People are too busy vying to get ahead at work to indulge in drinking. A combination of the recession, globalisation and technology has combined to make the work of work more competitive than ever: bad news for alcohol companies. “The cost-benefit analysis for people of going out and getting hammered starts to go out of favour,” says Will Seymour of Future Foundation.

Vincent Dignan is the founder of Magnific, a company that helps tech start-ups. He identifies ditching regular boozing as a turning point in his career. “I noticed a trend of other entrepreneurs drinking three, four or five times a week at different events, while their companies went nowhere,” he says. “I realised I couldn't be just another British guy getting pissed and being mildly hungover while trying to scale a website to a million visitors a month. I feel I have a very slight edge on everyone else. While they're sleeping in, I'm working.” Dignan now only drinks occasionally; he went three months without having a drop of alcohol earlier in the year.

But the decline in booze consumption isn’t only about people becoming more work-driven.

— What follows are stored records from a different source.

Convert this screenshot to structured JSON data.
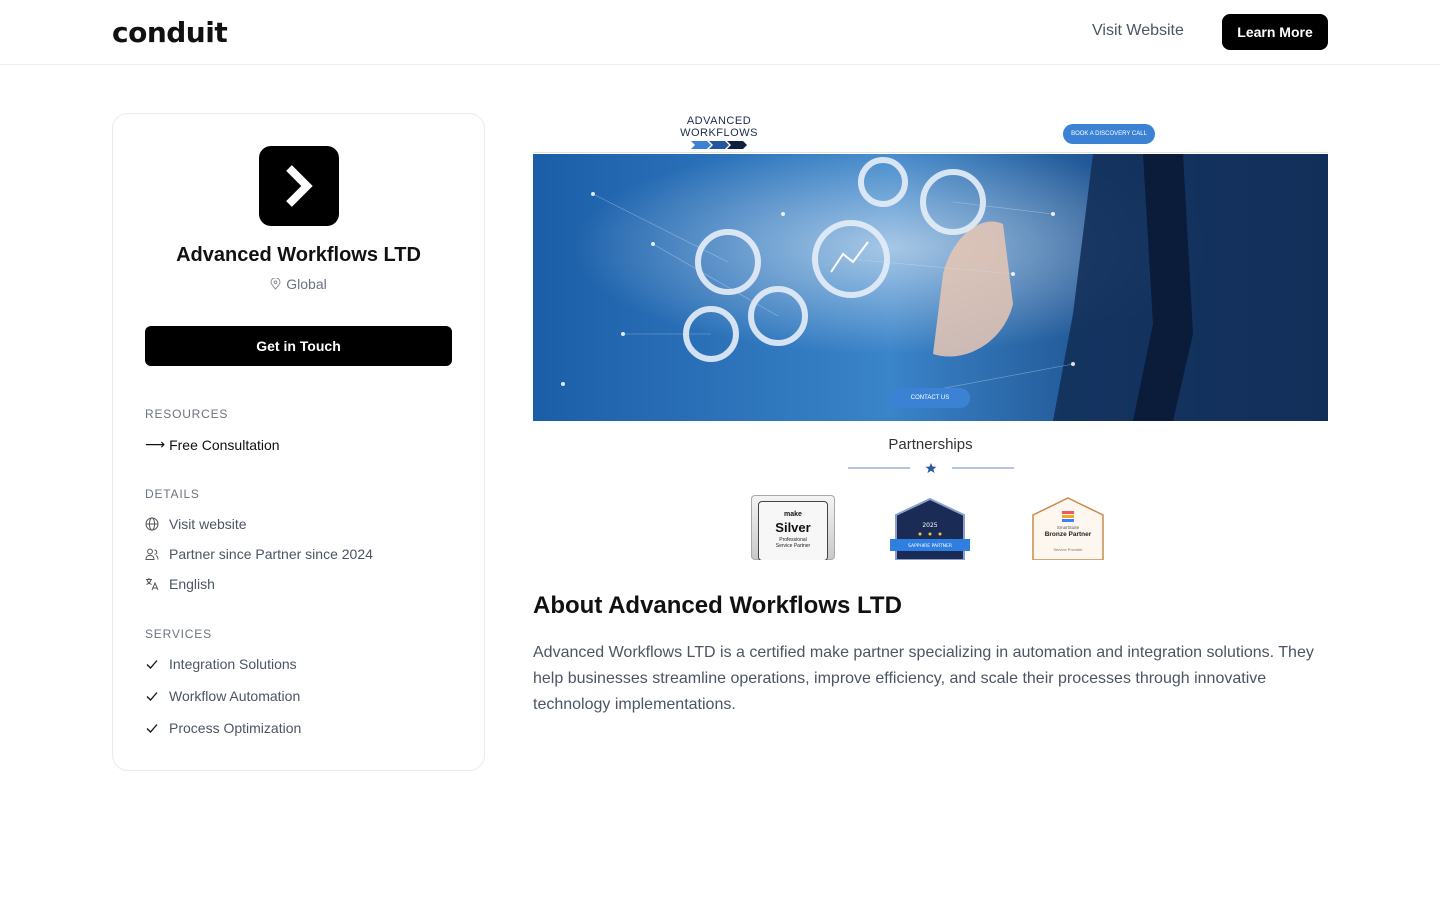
{
  "header": {
    "logo": "conduit",
    "visit_website": "Visit Website",
    "learn_more": "Learn More"
  },
  "profile": {
    "name": "Advanced Workflows LTD",
    "location": "Global",
    "cta": "Get in Touch"
  },
  "resources": {
    "title": "RESOURCES",
    "items": [
      {
        "label": "Free Consultation",
        "icon": "arrow-right-icon"
      }
    ]
  },
  "details": {
    "title": "DETAILS",
    "items": [
      {
        "label": "Visit website",
        "icon": "globe-icon"
      },
      {
        "label": "Partner since Partner since 2024",
        "icon": "users-icon"
      },
      {
        "label": "English",
        "icon": "language-icon"
      }
    ]
  },
  "services": {
    "title": "SERVICES",
    "items": [
      {
        "label": "Integration Solutions",
        "icon": "check-icon"
      },
      {
        "label": "Workflow Automation",
        "icon": "check-icon"
      },
      {
        "label": "Process Optimization",
        "icon": "check-icon"
      }
    ]
  },
  "hero": {
    "brand_line1": "ADVANCED",
    "brand_line2": "WORKFLOWS",
    "cta": "BOOK A DISCOVERY CALL",
    "contact": "CONTACT US",
    "partnerships": "Partnerships",
    "badges": [
      {
        "brand": "make",
        "title": "Silver",
        "subtitle1": "Professional",
        "subtitle2": "Service Partner"
      },
      {
        "year": "2025",
        "label": "SAPPHIRE PARTNER"
      },
      {
        "brand": "SmartSuite",
        "title": "Bronze Partner",
        "subtitle": "Service Provider"
      }
    ]
  },
  "about": {
    "title": "About Advanced Workflows LTD",
    "text": "Advanced Workflows LTD is a certified make partner specializing in automation and integration solutions. They help businesses streamline operations, improve efficiency, and scale their processes through innovative technology implementations."
  },
  "colors": {
    "primary": "#000000",
    "muted": "#6b7280",
    "accent_blue": "#3b82d4"
  }
}
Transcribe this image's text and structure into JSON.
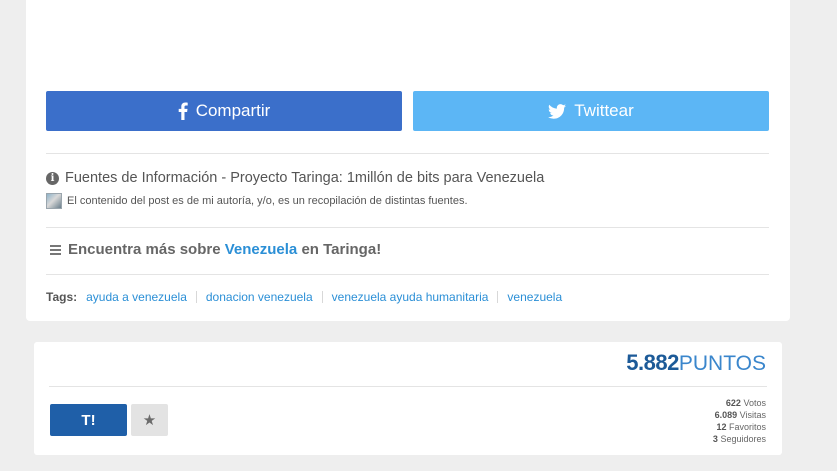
{
  "share": {
    "facebook_label": "Compartir",
    "twitter_label": "Twittear"
  },
  "sources": {
    "title": "Fuentes de Información - Proyecto Taringa: 1millón de bits para Venezuela",
    "author_note": "El contenido del post es de mi autoría, y/o, es un recopilación de distintas fuentes."
  },
  "more": {
    "prefix": "Encuentra más sobre",
    "link": "Venezuela",
    "suffix": "en Taringa!"
  },
  "tags": {
    "label": "Tags:",
    "items": [
      "ayuda a venezuela",
      "donacion venezuela",
      "venezuela ayuda humanitaria",
      "venezuela"
    ]
  },
  "points": {
    "value": "5.882",
    "label": "PUNTOS"
  },
  "actions": {
    "vote_label": "T!",
    "favorite_icon": "star-icon"
  },
  "stats": {
    "votes_value": "622",
    "votes_label": "Votos",
    "visits_value": "6.089",
    "visits_label": "Visitas",
    "favorites_value": "12",
    "favorites_label": "Favoritos",
    "followers_value": "3",
    "followers_label": "Seguidores"
  },
  "colors": {
    "facebook": "#3b6fca",
    "twitter": "#5cb6f5",
    "link": "#2b8fd6",
    "points": "#1c5a98",
    "vote_button": "#1f5fa8"
  }
}
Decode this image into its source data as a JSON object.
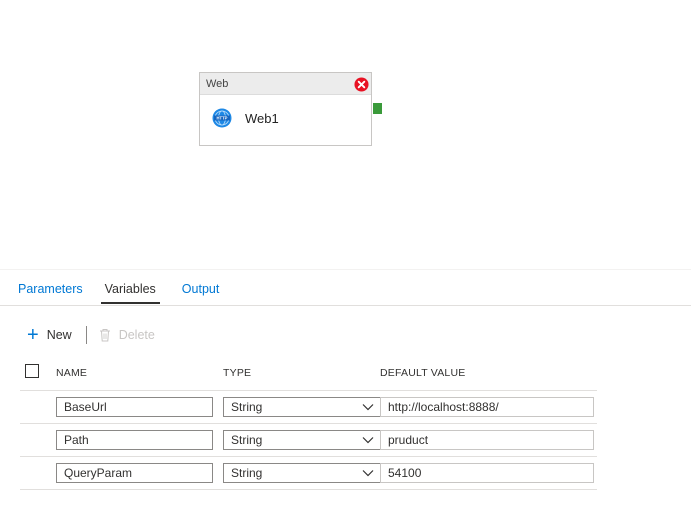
{
  "canvas": {
    "activity": {
      "type_label": "Web",
      "name": "Web1",
      "icon": "http-globe-icon",
      "status_icon": "error-icon",
      "error_color": "#e81123",
      "success_handle_color": "#3a9a3a"
    }
  },
  "tabs": [
    {
      "label": "Parameters",
      "active": false
    },
    {
      "label": "Variables",
      "active": true
    },
    {
      "label": "Output",
      "active": false
    }
  ],
  "toolbar": {
    "new_label": "New",
    "delete_label": "Delete"
  },
  "table": {
    "headers": {
      "name": "NAME",
      "type": "TYPE",
      "default_value": "DEFAULT VALUE"
    },
    "rows": [
      {
        "name": "BaseUrl",
        "type": "String",
        "default_value": "http://localhost:8888/"
      },
      {
        "name": "Path",
        "type": "String",
        "default_value": "pruduct"
      },
      {
        "name": "QueryParam",
        "type": "String",
        "default_value": "54100"
      }
    ]
  },
  "colors": {
    "accent": "#0078d4",
    "text": "#323130",
    "border": "#8a8886"
  }
}
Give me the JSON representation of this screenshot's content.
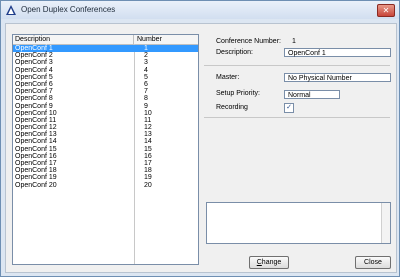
{
  "window": {
    "title": "Open Duplex Conferences",
    "close_glyph": "✕"
  },
  "list": {
    "columns": {
      "description": "Description",
      "number": "Number"
    },
    "rows": [
      {
        "description": "OpenConf 1",
        "number": "1"
      },
      {
        "description": "OpenConf 2",
        "number": "2"
      },
      {
        "description": "OpenConf 3",
        "number": "3"
      },
      {
        "description": "OpenConf 4",
        "number": "4"
      },
      {
        "description": "OpenConf 5",
        "number": "5"
      },
      {
        "description": "OpenConf 6",
        "number": "6"
      },
      {
        "description": "OpenConf 7",
        "number": "7"
      },
      {
        "description": "OpenConf 8",
        "number": "8"
      },
      {
        "description": "OpenConf 9",
        "number": "9"
      },
      {
        "description": "OpenConf 10",
        "number": "10"
      },
      {
        "description": "OpenConf 11",
        "number": "11"
      },
      {
        "description": "OpenConf 12",
        "number": "12"
      },
      {
        "description": "OpenConf 13",
        "number": "13"
      },
      {
        "description": "OpenConf 14",
        "number": "14"
      },
      {
        "description": "OpenConf 15",
        "number": "15"
      },
      {
        "description": "OpenConf 16",
        "number": "16"
      },
      {
        "description": "OpenConf 17",
        "number": "17"
      },
      {
        "description": "OpenConf 18",
        "number": "18"
      },
      {
        "description": "OpenConf 19",
        "number": "19"
      },
      {
        "description": "OpenConf 20",
        "number": "20"
      }
    ],
    "selected_index": 0
  },
  "details": {
    "conference_number_label": "Conference Number:",
    "conference_number_value": "1",
    "description_label": "Description:",
    "description_value": "OpenConf 1",
    "master_label": "Master:",
    "master_value": "No Physical Number",
    "setup_priority_label": "Setup Priority:",
    "setup_priority_value": "Normal",
    "recording_label": "Recording",
    "recording_checked": true,
    "check_glyph": "✓"
  },
  "buttons": {
    "change_first": "C",
    "change_rest": "hange",
    "close": "Close"
  },
  "colors": {
    "selection": "#3399ff",
    "window_frame": "#dce6f2"
  }
}
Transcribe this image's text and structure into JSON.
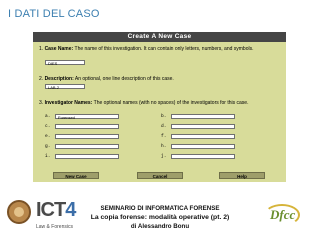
{
  "slide": {
    "title": "I DATI DEL CASO"
  },
  "form": {
    "header": "Create A New Case",
    "case_name": {
      "number": "1.",
      "label": "Case Name:",
      "text": "The name of this investigation. It can contain only letters, numbers, and symbols.",
      "value": "DIES"
    },
    "description": {
      "number": "2.",
      "label": "Description:",
      "text": "An optional, one line description of this case.",
      "value": "LAB-2"
    },
    "investigators": {
      "number": "3.",
      "label": "Investigator Names:",
      "text": "The optional names (with no spaces) of the investigators for this case.",
      "slots": [
        {
          "label": "a.",
          "value": "Forensed"
        },
        {
          "label": "b.",
          "value": ""
        },
        {
          "label": "c.",
          "value": ""
        },
        {
          "label": "d.",
          "value": ""
        },
        {
          "label": "e.",
          "value": ""
        },
        {
          "label": "f.",
          "value": ""
        },
        {
          "label": "g.",
          "value": ""
        },
        {
          "label": "h.",
          "value": ""
        },
        {
          "label": "i.",
          "value": ""
        },
        {
          "label": "j.",
          "value": ""
        }
      ]
    },
    "buttons": {
      "new_case": "New Case",
      "cancel": "Cancel",
      "help": "Help"
    }
  },
  "footer": {
    "seminar": "SEMINARIO DI INFORMATICA FORENSE",
    "subtitle": "La copia forense: modalità operative (pt. 2)",
    "author": "di Alessandro Bonu",
    "ict_logo_text": "ICT",
    "ict_logo_number": "4",
    "ict_logo_sub": "Law & Forensics",
    "dfcc_logo_text": "Dfcc"
  },
  "colors": {
    "title": "#3c7fb0",
    "form_bg": "#d8dc9a",
    "header_bg": "#454545",
    "button_bg": "#9e9e6a"
  }
}
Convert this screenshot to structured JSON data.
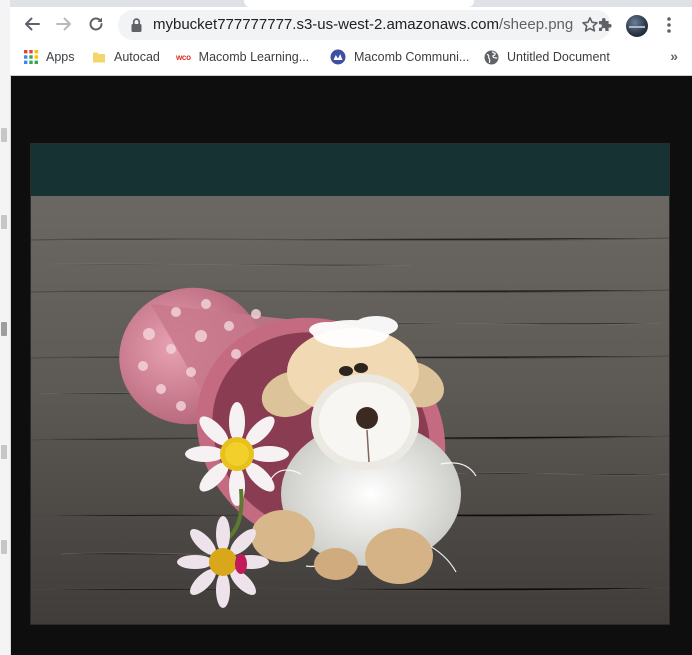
{
  "browser": {
    "url_host": "mybucket777777777.s3-us-west-2.amazonaws.com",
    "url_path": "/sheep.png"
  },
  "bookmarks": [
    {
      "label": "Apps",
      "icon": "apps-grid-icon"
    },
    {
      "label": "Autocad",
      "icon": "folder-icon"
    },
    {
      "label": "Macomb Learning...",
      "icon": "wco-logo-icon",
      "icon_text": "wco"
    },
    {
      "label": "Macomb Communi...",
      "icon": "macomb-logo-icon"
    },
    {
      "label": "Untitled Document",
      "icon": "globe-icon"
    }
  ],
  "colors": {
    "page_background": "#0e0e0e",
    "omnibox": "#f1f3f4",
    "icon": "#5f6368"
  },
  "image": {
    "subject": "sheep-figurine-with-daisies",
    "icon": "photo"
  }
}
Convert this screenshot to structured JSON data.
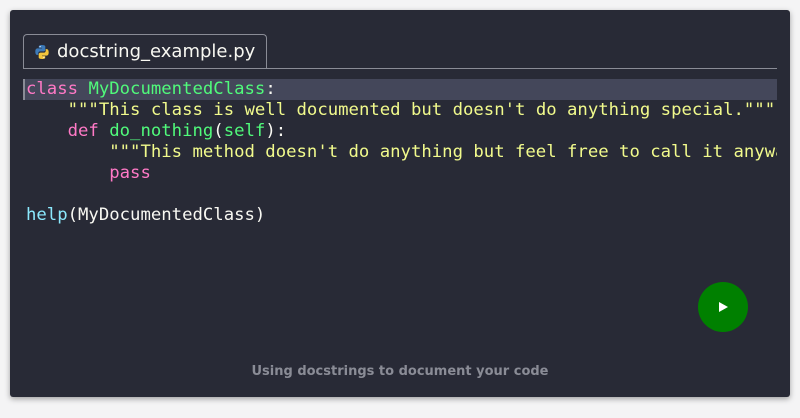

There have never been more alternate ways to be entertained than resorting to the bottle. The rise of digital TV, BBC iPlayer and Netflix means most people means that most people have almost limitless choice about what to watch.

Some social lives have also partly migrated online. In many ways this is an unfortunate development, but one upshot has been to reduce alcohol intake. “You don’t need to drink to hang out online,” says Dr James Nicholls, the author of The Politics of Alcohol who now works for Alcohol Concern. 

The sheer cost of boozing also puts people off. Although minimum pricing on booze has not been introduced, a series of taxes have made alcohol more expensive, while a ban on below-cost selling was introduced last year. Across the 28 countries of the EU, only Ireland has higher alcohol and tobacco prices than the UK today; in 1998 prices in the UK were only the fourth most expensive in the EU.

Immigration has also contributed to weaning Britain off booze. The decrease in alcohol consumption “is linked partly to demographic trends: the fall is largest in areas with greater ethnic diversity,” Nicholls says. A third of adults in London, where 37 per cent of the population is foreign born, do not drink alcohol at all, easily the highest of any region in Britain.

The alcohol industry is nothing if not resilient. “By lobbying for lower duty rates, ramping up their marketing and developing new products the big producers are doing their best to make sure the last ten years turn out to be a blip rather than a long term change in culture,” Nicholls says.

But whatever alcohol companies do to fight back against the declining popularity of booze, deep changes in British culture have made booze less attractive. Forget the horrific tales of drunken escapades from Magaluf to the Bullingdon Club. The real story is of the strange death of boozy Britain. 

Tim Wigmore is a contributing writer to the New Statesman and the author of Second XI: Cricket In Its Outposts.